statement to see if that sounds like a concern.

Then consider that in many cases a DTB could come from a Linux or
Android distribution, just like many Linux kernels do.  My understanding
is that the sources in the kernel tree used to make DTBs are gpl v2
and thus just as available as the source to a Linux kernel would be.

> You can easily slightly modify a DTB by decompiling and recompiling it,
> as bootloaders do to inject /chosen/bootargs.
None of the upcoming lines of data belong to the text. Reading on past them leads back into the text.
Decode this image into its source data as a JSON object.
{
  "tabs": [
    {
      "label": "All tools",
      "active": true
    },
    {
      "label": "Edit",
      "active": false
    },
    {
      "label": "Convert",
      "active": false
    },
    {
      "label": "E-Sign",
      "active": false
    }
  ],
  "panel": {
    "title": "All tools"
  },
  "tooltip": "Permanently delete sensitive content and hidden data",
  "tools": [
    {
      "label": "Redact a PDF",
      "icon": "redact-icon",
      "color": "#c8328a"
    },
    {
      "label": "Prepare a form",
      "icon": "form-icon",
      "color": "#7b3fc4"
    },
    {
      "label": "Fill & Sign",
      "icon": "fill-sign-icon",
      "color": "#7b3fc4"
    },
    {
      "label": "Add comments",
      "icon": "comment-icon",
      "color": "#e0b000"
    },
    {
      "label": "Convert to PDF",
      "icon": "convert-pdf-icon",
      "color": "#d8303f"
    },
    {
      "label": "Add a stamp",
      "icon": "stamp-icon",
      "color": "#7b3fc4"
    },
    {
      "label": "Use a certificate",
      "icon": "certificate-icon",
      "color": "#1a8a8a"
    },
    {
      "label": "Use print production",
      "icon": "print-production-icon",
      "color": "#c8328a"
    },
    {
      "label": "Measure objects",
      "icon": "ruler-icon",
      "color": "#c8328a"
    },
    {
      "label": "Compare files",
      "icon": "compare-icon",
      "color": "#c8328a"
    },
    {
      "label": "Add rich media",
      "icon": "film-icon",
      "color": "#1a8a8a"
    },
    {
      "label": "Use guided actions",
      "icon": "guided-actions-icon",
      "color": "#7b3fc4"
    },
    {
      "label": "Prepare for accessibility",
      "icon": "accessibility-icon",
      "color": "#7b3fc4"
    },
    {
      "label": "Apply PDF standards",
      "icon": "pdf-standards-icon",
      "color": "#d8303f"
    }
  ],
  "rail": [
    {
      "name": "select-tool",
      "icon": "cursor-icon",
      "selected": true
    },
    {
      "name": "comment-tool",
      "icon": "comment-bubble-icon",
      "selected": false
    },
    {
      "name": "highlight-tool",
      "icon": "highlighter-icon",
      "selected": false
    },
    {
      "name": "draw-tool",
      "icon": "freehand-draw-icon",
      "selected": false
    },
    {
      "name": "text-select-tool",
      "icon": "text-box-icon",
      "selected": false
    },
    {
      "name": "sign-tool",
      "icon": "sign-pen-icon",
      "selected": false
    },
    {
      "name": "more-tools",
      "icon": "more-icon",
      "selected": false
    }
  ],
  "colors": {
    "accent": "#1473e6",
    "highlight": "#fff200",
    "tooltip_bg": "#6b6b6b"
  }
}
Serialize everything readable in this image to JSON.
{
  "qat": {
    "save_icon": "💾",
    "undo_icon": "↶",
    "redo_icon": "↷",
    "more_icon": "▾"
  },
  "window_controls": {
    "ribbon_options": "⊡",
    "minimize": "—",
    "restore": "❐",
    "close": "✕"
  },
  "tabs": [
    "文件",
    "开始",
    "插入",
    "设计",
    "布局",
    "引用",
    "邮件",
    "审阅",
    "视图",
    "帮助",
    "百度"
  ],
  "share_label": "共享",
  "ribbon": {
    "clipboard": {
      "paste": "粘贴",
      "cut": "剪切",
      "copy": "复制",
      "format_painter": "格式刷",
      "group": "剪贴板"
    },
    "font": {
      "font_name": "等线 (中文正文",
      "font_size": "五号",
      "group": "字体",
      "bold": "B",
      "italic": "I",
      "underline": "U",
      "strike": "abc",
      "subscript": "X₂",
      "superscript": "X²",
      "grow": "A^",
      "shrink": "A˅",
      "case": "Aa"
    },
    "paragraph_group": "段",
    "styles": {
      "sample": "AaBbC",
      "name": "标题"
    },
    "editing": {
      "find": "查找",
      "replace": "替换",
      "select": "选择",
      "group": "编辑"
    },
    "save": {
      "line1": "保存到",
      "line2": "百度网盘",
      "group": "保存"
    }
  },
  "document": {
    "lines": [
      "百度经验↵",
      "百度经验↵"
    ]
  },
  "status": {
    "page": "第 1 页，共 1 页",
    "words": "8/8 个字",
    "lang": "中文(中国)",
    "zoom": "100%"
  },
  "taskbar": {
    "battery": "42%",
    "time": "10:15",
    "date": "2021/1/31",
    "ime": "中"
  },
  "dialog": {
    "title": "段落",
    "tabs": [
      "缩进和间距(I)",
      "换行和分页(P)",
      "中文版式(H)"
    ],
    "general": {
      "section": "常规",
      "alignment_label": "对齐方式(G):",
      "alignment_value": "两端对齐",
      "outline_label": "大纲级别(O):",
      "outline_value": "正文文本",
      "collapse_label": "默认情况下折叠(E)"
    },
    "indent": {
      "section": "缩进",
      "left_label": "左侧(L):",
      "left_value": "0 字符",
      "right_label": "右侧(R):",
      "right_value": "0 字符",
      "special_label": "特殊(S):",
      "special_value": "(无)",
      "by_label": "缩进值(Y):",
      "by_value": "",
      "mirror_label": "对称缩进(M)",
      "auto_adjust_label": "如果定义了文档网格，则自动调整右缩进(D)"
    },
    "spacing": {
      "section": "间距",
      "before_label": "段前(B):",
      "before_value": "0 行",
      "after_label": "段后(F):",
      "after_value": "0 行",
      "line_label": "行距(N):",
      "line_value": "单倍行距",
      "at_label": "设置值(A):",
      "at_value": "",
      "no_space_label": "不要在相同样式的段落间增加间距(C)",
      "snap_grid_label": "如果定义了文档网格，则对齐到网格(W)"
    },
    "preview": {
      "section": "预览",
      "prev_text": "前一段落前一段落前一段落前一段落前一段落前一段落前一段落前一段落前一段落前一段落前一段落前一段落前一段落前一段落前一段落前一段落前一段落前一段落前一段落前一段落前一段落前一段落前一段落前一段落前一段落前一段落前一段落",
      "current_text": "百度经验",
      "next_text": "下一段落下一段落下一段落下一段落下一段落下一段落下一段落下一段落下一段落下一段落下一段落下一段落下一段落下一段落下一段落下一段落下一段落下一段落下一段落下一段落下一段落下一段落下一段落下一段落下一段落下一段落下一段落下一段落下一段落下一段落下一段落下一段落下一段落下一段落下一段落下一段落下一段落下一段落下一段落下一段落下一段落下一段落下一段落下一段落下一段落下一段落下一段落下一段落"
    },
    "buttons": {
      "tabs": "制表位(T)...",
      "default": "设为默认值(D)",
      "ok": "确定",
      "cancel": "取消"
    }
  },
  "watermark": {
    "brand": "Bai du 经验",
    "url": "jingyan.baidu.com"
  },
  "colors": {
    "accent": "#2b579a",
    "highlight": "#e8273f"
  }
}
Admittedly this can be
> painful, but at least you know exactly what was changed, because you
> know which DTB you started with.

Yes, there are circumstances where I might find that the best way to
work on a problem.  I also often use debuggers to show me an assembly
display when debugging a kernel problem.  But I sometimes prefer to
start at the source code level.

> Consider what modification by other agents means for provenance of the
> DTB. We've already been bitten by bootloaders messing with the DTB [1],
> and simple loaders can change things substantially [2,3], and won't
> update any provenance binding.

Yes, bootloaders can cause issues.  This patch set is not intended to
deal with those problems.

btw, thank you for the references, concrete examples help a lot (and
they are interesting examples)!

>> When building and installing a DTB, did the version that I wanted to
>> install on the target actually get on the target.
> You can already check the hash if you want to check that you copies the
> correct version; which is better than trusting an arbitrary string,
> because if anything fiddles with the DTB it will change.

I'm confused.  If the bootloader fiddles with the DTB then I can not
compare a hash of the DTB from the build host to a hash of the DTB
on the target.  Of course the bootloader can also fiddle with the
dtb-info if it wants to .  Bootloaders do what they want to do.  :-(

> [...]
>>>> +dtb-path
>>>> +	The build directory relative path of the DTB.
>>>> +
>>>> +dts-path
>>>> +	The absolute path of the .dts file compiled to create the DTB.
>>> Why do you need the DTB path?
>> Paranoia.  Even if not probable, one could build different DTBs from
>> the same .dts.
> One could also build the same DTB from two different dts files, no?
> You could build the same dtb from the same dts, but with some arbitrary
> things changed, such that the at either end of the process is
> irrelevant. Personally, I end up doing this a fair amount when testing.

Exactly.  And the dtb version number will change when the DTB is

>>> Why do these differ w.r.t. absolute/relative?
>> Those are the forms of the path that are present in the build
>> system.  If there is a good reason to change one of them to the
>> other form, I could add the extra complexity to massage the path.
>>> Why would you _ever_ need an absolute path!?
>> The absolute path tells you which source repository contained the source.
> Except that the absolute path is realtive to the machine it was built
> on, so doesn't actually help.

Different use cases for different people.

In all cases the absolute path includes the relative path, so it is
just a case of extra information.  The relative portion of the path
is still useful for anyone who wants to know what .dts was used in
the build, even if they don't have access to the build machine.
(They do have access to the gpl v2 source code, which will have
at least the relative portion of the path because that is needed
to build the DTB from the .dts.)

The extra information in the absolute path could be useful to a
build engineer, a distro engineer, or a support person for a distro.
Or could just be useless extra info.

> On various machines I have folders called /home/mark/src/linux. These
> are not the same folder. If I gave you a DTB that told you it was from
> /home/mark/src/linux/arch/arm64/boot/dts/vendor/foo.dts, you would have
> difficulty acquiring that precise file.

If you distributed the DTB to me under the gpl v2 then you have also
either distributed the source to me or offered to make it available
to me.

> As far as I can tell, this binding just allows you to place a
> meaningless set of strings in the DTB, that don't actually tell you
> anything useful.
> Mark.
> [1]
> [2]
> [3]

To unsubscribe from this list: send the line "unsubscribe linux-kernel" in
the body of a message to
More majordomo info at
Please read the FAQ at

Powered by blists - more mailing lists